One voting station had clear vote tampering violations reported by the ARF, which were proven to be true thanks to a review of the live footage being recorded at all stations. Subsequently all the results of that voting station were considered null-and-void.

The biggest bombshell hit in recent days, when recordings of phone calls proved without a doubt, that the hugely popular SAS Supermarket chain was engaged in drumming up votes for the RPA. People on the other end of a manager’s calls were being lambasted for not bringing in enough votes, being compared to other employees, who were apparently performing much better.

Let’s take a step back. The Electoral Code did its job. It largely stopped what was policeable by law. Its shortcomings were because, like any law, it entrusts the policing of the laws to police, who were at times questionably lethargic in carrying out their duties during the campaign and on Election Day.

A group of thugs, primarily from the RPA and also from the Tsarukyan bloc, decided they would steal the will of the people by buying or bullying out votes, and perform a highway robbery against democracy. They accepted the new laws only as a challenge to test their criminal might.

We do not know whether the results would have been much different as the same top four will most likely have been reached, but it is safe to assume that the RPA owes its self-governing majority in the new National Assembly to these thieves and their heist of democracy.

One can assume the best case—the best case being that the influence of these traitors of democracy was minimal—that the asphalter, the basher, the entourage of the elderly, the loiterers and the SAS bandits only attracted 5% of the RPA’s 49% of votes.

What would this have meant? If the RPA recorded 5% fewer votes, it would have lost its self-governing majority. It would have been forced to form a genuine Coalition government with another party.

As patriotic Diasporan-Armenians watching from a distance, we sometimes feel like blaming the people who accept bribes and bullying from the likes of the RPA and the Tsaruyan bloc in exchange for their vote. However, it is true that they have never seen their votes lead to change in Armenia. As someone so accurately scribed on their Facebook page recently “…the people need to believe in order to move”.

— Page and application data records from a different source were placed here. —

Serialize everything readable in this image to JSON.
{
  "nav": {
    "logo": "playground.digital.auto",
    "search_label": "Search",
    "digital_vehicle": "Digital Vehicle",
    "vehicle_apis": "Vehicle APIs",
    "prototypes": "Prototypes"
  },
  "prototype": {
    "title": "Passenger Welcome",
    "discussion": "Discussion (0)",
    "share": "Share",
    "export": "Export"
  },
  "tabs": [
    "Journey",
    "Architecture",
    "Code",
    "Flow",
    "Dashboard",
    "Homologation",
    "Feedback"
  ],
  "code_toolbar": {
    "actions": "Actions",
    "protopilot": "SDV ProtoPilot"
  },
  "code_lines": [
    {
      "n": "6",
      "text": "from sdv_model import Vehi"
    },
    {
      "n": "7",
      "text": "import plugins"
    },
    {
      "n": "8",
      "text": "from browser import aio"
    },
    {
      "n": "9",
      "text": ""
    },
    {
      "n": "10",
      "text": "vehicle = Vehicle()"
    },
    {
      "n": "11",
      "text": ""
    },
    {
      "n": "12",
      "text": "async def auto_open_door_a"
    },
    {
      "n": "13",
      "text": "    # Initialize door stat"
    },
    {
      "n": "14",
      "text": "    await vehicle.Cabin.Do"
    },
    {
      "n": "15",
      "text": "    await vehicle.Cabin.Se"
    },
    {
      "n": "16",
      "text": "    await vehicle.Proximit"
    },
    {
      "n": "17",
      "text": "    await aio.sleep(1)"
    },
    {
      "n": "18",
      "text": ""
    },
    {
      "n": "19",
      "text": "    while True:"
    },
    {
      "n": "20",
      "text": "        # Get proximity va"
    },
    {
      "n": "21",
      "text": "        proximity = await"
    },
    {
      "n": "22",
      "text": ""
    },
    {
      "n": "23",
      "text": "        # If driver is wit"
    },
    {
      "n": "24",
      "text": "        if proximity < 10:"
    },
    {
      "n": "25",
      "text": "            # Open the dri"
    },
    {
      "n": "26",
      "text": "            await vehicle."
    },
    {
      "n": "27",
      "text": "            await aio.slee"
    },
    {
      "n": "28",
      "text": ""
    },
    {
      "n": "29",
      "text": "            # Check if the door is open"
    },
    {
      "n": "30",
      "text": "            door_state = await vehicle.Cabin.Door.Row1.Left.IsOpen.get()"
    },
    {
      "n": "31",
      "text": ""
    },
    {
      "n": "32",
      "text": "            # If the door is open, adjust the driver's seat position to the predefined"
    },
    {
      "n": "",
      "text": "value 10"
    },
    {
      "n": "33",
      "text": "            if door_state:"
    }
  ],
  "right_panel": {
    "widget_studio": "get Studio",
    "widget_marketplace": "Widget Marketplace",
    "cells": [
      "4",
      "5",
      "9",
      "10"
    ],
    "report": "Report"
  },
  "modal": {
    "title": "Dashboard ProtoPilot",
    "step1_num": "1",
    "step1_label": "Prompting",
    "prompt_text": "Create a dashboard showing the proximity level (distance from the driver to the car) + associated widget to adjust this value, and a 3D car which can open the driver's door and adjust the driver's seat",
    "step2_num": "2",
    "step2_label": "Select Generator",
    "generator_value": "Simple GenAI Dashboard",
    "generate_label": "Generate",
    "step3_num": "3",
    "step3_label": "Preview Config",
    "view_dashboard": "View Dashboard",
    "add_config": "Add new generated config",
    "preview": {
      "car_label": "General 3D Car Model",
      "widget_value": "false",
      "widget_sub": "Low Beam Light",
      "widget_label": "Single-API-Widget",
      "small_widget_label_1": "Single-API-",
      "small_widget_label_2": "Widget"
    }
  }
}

They have no reason to believe after another election that returned an unpopular party to govern in its own right. The influence of these highway robbers must be reduced in order for the political establishment—well-meaning forces like the ARF, like Yelk—to make significant headway, to make the people believe, to force the people to move. The best place for these parties is now in the trenches with the people.

Tsarukyan is Tsarukyan. What you see is what you get. He doesn’t need analysis.

However, the RPA has much to answer for. They were the favorites leading up to these elections, but they were expected to lose their majority and be forced into a genuine Coalition with Tsarukyan or the ARF. But their majority has been bought by filth.

It may be true that Karapetyan and the new RPA brigade did not endorse this hijacking of the people’s will, because the advances they have made in the months leading to the elections made Karapetyan the most electable Prime Ministerial candidate among the likely options. However, it is clear that the house-cleaning he had embarked upon has not yet dealt with the filth, which still holds influence in his party.

These allegations cannot be swept under the carpet. The trash must be thrown out for the RPA to be legitimate in leadership. I am certain the ARF is pushing this point as they are in discussions with the RPA about extending the “cooperation agreement” between the two parties.

If we were heading towards “a just Armenia,” these would have been negotiations about entering into a genuine Coalition, where the ARF’s vote would be a necessity for the RPA, rather than simply desirable.

The elections in Armenia have given us a new beginning, yes.  They have also exposed the significant hurdles in the way of achieving a just Armenia.